The flow was erratic and was never regular to an outsider like me who stood under a tree and watched the bridge, a thin, brown rope tied to two adjacent trees by my grandmother. One of those trees had a big round stem and the rope looked like a necklace adorning a milky white neck. The other end of the rope was tied to a small plant which swayed in the afternoon and evening winds. As I started watching them more and more, inhaling the vibrant aroma of flowers in bloom and trying to understand the erratic traffic on the bridge, I became more concerned about the thin plant with a pencil like stem decorated with a few pale green leaves. The situation was a bit unequal with the balance held by the bigger tree. I felt that the mass of the bigger tree and the force of the wind that made the smaller plant sway wildly might break the bridge on which dozens were still engaged in their erratic dance.Some were pretty fast and eager to collide with others; others were more mature and calculated; others stopped for a while and exchanged messages.

The life that danced on the bridge glistened like golden globes when the canopy opened and let the sunlight hit them. I cannot say that it was a canopy in the real sense of the word. There were trees all around that small garden, and several big trees and their leaves enveloped the trees holding the bridge. I liked one of those big trees on which big yellow flowers blossomed once in a year. The aroma was unmatched when the yellow flowers blossomed, but like good feelings, it lasted only for a while. Faded and weak, they would fall to the ground in a few hours or days. I remember the tree, which grew upwards, at times, when I inhale or sense the same aroma. I don’t know from where and how it occurs. May be I get it around a corner, a market, a flower market, or near a restaurant. It is difficult to ascertain whether the aroma came first, or the color, or both occurred simultaneously.

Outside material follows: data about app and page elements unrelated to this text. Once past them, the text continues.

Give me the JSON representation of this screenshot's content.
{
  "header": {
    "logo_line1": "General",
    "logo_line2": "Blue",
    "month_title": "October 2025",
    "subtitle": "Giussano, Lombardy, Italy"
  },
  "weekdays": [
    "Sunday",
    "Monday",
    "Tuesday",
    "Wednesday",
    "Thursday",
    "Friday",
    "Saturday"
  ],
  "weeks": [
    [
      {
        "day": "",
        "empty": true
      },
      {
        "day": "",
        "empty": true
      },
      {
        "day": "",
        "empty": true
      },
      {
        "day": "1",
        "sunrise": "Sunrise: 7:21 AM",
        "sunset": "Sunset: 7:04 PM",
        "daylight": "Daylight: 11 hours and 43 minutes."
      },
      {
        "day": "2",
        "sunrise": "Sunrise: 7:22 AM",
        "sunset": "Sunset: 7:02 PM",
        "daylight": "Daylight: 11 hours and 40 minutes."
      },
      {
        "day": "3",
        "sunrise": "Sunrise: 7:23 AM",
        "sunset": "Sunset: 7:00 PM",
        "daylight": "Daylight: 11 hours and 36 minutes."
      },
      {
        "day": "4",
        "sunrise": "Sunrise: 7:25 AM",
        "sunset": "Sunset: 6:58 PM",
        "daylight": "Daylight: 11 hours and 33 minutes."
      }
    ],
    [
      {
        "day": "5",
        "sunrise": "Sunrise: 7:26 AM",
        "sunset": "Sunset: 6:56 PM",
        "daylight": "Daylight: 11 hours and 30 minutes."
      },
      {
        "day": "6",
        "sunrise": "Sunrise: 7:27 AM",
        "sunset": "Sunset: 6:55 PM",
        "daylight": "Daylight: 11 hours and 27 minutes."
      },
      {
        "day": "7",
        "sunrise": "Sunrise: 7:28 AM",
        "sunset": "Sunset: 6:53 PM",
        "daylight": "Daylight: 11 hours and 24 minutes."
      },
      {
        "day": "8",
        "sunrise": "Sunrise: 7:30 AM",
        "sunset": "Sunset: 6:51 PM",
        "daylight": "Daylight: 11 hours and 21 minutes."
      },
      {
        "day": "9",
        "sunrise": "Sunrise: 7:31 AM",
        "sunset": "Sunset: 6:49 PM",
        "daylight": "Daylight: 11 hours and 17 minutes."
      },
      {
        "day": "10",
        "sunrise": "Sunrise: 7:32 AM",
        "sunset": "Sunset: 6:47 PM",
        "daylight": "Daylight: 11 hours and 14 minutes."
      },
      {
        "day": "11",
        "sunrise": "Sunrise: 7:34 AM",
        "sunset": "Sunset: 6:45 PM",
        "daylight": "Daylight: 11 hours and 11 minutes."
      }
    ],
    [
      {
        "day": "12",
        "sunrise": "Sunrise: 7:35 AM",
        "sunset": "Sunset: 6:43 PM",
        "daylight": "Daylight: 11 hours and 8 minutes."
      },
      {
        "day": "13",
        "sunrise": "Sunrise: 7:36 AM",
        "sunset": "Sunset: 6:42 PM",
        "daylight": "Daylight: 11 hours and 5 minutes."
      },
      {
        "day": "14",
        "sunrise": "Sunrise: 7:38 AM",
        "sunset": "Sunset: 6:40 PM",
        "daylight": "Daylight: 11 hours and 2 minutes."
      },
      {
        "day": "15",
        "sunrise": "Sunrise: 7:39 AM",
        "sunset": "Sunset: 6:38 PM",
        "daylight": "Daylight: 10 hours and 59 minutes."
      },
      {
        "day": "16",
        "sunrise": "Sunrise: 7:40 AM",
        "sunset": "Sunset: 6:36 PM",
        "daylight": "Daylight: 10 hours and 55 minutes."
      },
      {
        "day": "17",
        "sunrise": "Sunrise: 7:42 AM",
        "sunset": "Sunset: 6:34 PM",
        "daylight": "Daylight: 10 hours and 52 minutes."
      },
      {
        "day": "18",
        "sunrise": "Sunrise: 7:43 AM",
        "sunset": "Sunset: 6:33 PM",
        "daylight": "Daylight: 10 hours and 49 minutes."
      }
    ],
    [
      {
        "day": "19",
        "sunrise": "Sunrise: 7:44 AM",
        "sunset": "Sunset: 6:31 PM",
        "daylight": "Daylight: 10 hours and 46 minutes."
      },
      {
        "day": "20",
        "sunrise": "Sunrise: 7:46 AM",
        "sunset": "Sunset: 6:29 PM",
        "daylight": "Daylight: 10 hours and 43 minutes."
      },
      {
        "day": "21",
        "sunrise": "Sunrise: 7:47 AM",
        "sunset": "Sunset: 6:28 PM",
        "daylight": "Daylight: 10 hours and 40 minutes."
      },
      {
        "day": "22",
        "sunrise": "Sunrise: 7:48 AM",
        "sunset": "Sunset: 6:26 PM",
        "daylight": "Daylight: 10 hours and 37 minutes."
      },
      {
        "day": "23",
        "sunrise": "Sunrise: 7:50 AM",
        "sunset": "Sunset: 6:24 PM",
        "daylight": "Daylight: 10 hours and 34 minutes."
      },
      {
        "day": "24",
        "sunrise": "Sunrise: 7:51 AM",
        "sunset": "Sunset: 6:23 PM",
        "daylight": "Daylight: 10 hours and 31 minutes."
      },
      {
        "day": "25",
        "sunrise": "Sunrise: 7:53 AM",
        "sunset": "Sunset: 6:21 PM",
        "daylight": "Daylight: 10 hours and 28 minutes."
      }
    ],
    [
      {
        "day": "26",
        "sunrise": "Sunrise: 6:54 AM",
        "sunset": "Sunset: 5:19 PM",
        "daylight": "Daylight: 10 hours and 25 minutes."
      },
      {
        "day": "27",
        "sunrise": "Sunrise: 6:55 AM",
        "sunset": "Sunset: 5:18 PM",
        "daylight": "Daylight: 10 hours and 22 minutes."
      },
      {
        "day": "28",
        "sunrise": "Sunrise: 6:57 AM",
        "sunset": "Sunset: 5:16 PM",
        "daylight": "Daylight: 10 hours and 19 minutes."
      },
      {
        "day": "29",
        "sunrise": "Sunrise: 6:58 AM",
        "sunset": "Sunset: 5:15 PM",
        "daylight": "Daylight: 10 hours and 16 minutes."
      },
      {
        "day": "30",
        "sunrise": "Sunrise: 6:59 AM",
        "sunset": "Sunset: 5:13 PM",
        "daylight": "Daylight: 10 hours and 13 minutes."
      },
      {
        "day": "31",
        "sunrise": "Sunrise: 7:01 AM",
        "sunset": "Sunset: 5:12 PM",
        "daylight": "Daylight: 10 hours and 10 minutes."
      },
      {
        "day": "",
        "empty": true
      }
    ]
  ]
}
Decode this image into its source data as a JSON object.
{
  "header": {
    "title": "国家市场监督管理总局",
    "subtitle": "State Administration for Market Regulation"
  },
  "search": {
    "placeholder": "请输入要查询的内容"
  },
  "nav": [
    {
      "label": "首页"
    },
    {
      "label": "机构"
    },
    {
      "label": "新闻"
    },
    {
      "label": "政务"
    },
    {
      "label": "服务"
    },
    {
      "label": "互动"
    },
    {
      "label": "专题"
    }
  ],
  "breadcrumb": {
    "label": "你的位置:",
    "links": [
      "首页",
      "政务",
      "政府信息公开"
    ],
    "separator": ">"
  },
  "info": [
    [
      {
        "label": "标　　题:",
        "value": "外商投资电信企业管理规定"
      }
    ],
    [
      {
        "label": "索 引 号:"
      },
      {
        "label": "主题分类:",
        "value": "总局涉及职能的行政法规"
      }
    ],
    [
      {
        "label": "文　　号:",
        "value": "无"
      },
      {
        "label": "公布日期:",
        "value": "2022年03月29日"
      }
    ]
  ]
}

While life withered and regenerated around, the bridge remained busy.


The Window

There were trees outside that window up in the room. A window from where morning sunlight wafted in mingled with layers of smoke. Was it smoke or was it just an effect? I am not sure. It had the same physical state as the light that flickered from the cinema projector when I looked back. A whitish-yellow cone from where white particles stirred in a pattern. Atomic effect. Nowadays, I remember watching that light while I was listening to the four-band radio. The brain cells that recorded it displays that scene more often now.